### Information shown ###

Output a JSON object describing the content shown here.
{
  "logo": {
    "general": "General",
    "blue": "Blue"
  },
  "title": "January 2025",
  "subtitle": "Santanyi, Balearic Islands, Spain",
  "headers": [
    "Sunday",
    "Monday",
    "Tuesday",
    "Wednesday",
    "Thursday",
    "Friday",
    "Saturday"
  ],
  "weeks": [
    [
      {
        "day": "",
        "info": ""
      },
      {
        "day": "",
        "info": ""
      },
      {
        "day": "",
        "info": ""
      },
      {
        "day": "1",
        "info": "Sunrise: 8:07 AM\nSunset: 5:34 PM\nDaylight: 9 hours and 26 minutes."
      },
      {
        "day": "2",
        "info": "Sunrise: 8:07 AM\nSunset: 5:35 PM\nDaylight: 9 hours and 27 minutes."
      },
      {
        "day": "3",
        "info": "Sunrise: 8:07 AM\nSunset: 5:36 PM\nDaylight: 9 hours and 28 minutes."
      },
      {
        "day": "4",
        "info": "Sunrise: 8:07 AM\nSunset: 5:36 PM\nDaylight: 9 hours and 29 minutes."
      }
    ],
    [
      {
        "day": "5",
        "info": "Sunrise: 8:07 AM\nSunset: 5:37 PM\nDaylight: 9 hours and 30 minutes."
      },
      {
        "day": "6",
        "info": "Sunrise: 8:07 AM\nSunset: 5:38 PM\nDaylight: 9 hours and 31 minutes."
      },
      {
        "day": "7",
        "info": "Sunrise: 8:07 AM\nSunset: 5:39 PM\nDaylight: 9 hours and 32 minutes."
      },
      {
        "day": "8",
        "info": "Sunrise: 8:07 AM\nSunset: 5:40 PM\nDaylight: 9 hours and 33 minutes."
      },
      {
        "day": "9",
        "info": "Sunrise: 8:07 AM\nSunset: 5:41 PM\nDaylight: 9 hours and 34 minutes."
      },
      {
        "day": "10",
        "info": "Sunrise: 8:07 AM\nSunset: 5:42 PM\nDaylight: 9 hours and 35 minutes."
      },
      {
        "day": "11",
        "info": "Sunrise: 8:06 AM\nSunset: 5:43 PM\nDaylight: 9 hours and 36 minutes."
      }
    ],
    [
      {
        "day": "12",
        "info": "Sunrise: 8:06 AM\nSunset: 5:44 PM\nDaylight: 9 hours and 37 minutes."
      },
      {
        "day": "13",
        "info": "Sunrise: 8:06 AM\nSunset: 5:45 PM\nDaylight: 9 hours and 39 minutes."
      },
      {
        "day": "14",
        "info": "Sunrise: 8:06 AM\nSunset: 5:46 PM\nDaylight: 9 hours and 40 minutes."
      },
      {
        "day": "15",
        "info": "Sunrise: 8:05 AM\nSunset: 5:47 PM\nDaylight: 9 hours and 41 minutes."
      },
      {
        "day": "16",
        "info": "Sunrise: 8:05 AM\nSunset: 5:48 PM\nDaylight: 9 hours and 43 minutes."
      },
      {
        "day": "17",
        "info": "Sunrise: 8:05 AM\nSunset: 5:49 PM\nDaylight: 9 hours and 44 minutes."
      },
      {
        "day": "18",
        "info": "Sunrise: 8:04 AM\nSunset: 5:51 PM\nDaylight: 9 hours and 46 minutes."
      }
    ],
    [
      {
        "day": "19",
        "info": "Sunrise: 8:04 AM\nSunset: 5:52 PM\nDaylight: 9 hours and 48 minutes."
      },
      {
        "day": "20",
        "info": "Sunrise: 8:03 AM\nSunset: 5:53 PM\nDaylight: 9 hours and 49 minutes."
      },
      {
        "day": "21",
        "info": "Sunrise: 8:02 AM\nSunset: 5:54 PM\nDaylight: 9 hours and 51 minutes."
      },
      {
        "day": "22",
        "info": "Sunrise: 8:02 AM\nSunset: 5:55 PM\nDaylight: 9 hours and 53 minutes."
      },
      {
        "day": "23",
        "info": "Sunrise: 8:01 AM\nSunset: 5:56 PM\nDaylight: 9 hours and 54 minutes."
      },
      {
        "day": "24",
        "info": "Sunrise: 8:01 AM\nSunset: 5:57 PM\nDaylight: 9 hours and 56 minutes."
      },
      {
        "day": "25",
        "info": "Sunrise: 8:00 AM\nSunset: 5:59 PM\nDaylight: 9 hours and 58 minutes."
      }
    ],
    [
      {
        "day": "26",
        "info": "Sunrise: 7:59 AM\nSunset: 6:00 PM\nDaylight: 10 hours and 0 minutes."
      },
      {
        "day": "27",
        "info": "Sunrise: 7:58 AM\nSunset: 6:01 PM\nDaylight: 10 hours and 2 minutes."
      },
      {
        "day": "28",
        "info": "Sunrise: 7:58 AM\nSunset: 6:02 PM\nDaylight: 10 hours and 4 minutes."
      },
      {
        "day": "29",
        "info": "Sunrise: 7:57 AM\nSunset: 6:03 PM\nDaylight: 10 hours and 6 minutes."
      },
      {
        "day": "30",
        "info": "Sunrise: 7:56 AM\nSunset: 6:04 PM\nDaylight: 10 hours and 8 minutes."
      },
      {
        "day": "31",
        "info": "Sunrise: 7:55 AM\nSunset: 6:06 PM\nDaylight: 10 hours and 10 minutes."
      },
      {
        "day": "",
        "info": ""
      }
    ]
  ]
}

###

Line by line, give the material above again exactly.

Answer:
Output a JSON object describing the content shown here.
{
  "logo": {
    "general": "General",
    "blue": "Blue"
  },
  "title": "January 2025",
  "subtitle": "Santanyi, Balearic Islands, Spain",
  "headers": [
    "Sunday",
    "Monday",
    "Tuesday",
    "Wednesday",
    "Thursday",
    "Friday",
    "Saturday"
  ],
  "weeks": [
    [
      {
        "day": "",
        "info": ""
      },
      {
        "day": "",
        "info": ""
      },
      {
        "day": "",
        "info": ""
      },
      {
        "day": "1",
        "info": "Sunrise: 8:07 AM\nSunset: 5:34 PM\nDaylight: 9 hours and 26 minutes."
      },
      {
        "day": "2",
        "info": "Sunrise: 8:07 AM\nSunset: 5:35 PM\nDaylight: 9 hours and 27 minutes."
      },
      {
        "day": "3",
        "info": "Sunrise: 8:07 AM\nSunset: 5:36 PM\nDaylight: 9 hours and 28 minutes."
      },
      {
        "day": "4",
        "info": "Sunrise: 8:07 AM\nSunset: 5:36 PM\nDaylight: 9 hours and 29 minutes."
      }
    ],
    [
      {
        "day": "5",
        "info": "Sunrise: 8:07 AM\nSunset: 5:37 PM\nDaylight: 9 hours and 30 minutes."
      },
      {
        "day": "6",
        "info": "Sunrise: 8:07 AM\nSunset: 5:38 PM\nDaylight: 9 hours and 31 minutes."
      },
      {
        "day": "7",
        "info": "Sunrise: 8:07 AM\nSunset: 5:39 PM\nDaylight: 9 hours and 32 minutes."
      },
      {
        "day": "8",
        "info": "Sunrise: 8:07 AM\nSunset: 5:40 PM\nDaylight: 9 hours and 33 minutes."
      },
      {
        "day": "9",
        "info": "Sunrise: 8:07 AM\nSunset: 5:41 PM\nDaylight: 9 hours and 34 minutes."
      },
      {
        "day": "10",
        "info": "Sunrise: 8:07 AM\nSunset: 5:42 PM\nDaylight: 9 hours and 35 minutes."
      },
      {
        "day": "11",
        "info": "Sunrise: 8:06 AM\nSunset: 5:43 PM\nDaylight: 9 hours and 36 minutes."
      }
    ],
    [
      {
        "day": "12",
        "info": "Sunrise: 8:06 AM\nSunset: 5:44 PM\nDaylight: 9 hours and 37 minutes."
      },
      {
        "day": "13",
        "info": "Sunrise: 8:06 AM\nSunset: 5:45 PM\nDaylight: 9 hours and 39 minutes."
      },
      {
        "day": "14",
        "info": "Sunrise: 8:06 AM\nSunset: 5:46 PM\nDaylight: 9 hours and 40 minutes."
      },
      {
        "day": "15",
        "info": "Sunrise: 8:05 AM\nSunset: 5:47 PM\nDaylight: 9 hours and 41 minutes."
      },
      {
        "day": "16",
        "info": "Sunrise: 8:05 AM\nSunset: 5:48 PM\nDaylight: 9 hours and 43 minutes."
      },
      {
        "day": "17",
        "info": "Sunrise: 8:05 AM\nSunset: 5:49 PM\nDaylight: 9 hours and 44 minutes."
      },
      {
        "day": "18",
        "info": "Sunrise: 8:04 AM\nSunset: 5:51 PM\nDaylight: 9 hours and 46 minutes."
      }
    ],
    [
      {
        "day": "19",
        "info": "Sunrise: 8:04 AM\nSunset: 5:52 PM\nDaylight: 9 hours and 48 minutes."
      },
      {
        "day": "20",
        "info": "Sunrise: 8:03 AM\nSunset: 5:53 PM\nDaylight: 9 hours and 49 minutes."
      },
      {
        "day": "21",
        "info": "Sunrise: 8:02 AM\nSunset: 5:54 PM\nDaylight: 9 hours and 51 minutes."
      },
      {
        "day": "22",
        "info": "Sunrise: 8:02 AM\nSunset: 5:55 PM\nDaylight: 9 hours and 53 minutes."
      },
      {
        "day": "23",
        "info": "Sunrise: 8:01 AM\nSunset: 5:56 PM\nDaylight: 9 hours and 54 minutes."
      },
      {
        "day": "24",
        "info": "Sunrise: 8:01 AM\nSunset: 5:57 PM\nDaylight: 9 hours and 56 minutes."
      },
      {
        "day": "25",
        "info": "Sunrise: 8:00 AM\nSunset: 5:59 PM\nDaylight: 9 hours and 58 minutes."
      }
    ],
    [
      {
        "day": "26",
        "info": "Sunrise: 7:59 AM\nSunset: 6:00 PM\nDaylight: 10 hours and 0 minutes."
      },
      {
        "day": "27",
        "info": "Sunrise: 7:58 AM\nSunset: 6:01 PM\nDaylight: 10 hours and 2 minutes."
      },
      {
        "day": "28",
        "info": "Sunrise: 7:58 AM\nSunset: 6:02 PM\nDaylight: 10 hours and 4 minutes."
      },
      {
        "day": "29",
        "info": "Sunrise: 7:57 AM\nSunset: 6:03 PM\nDaylight: 10 hours and 6 minutes."
      },
      {
        "day": "30",
        "info": "Sunrise: 7:56 AM\nSunset: 6:04 PM\nDaylight: 10 hours and 8 minutes."
      },
      {
        "day": "31",
        "info": "Sunrise: 7:55 AM\nSunset: 6:06 PM\nDaylight: 10 hours and 10 minutes."
      },
      {
        "day": "",
        "info": ""
      }
    ]
  ]
}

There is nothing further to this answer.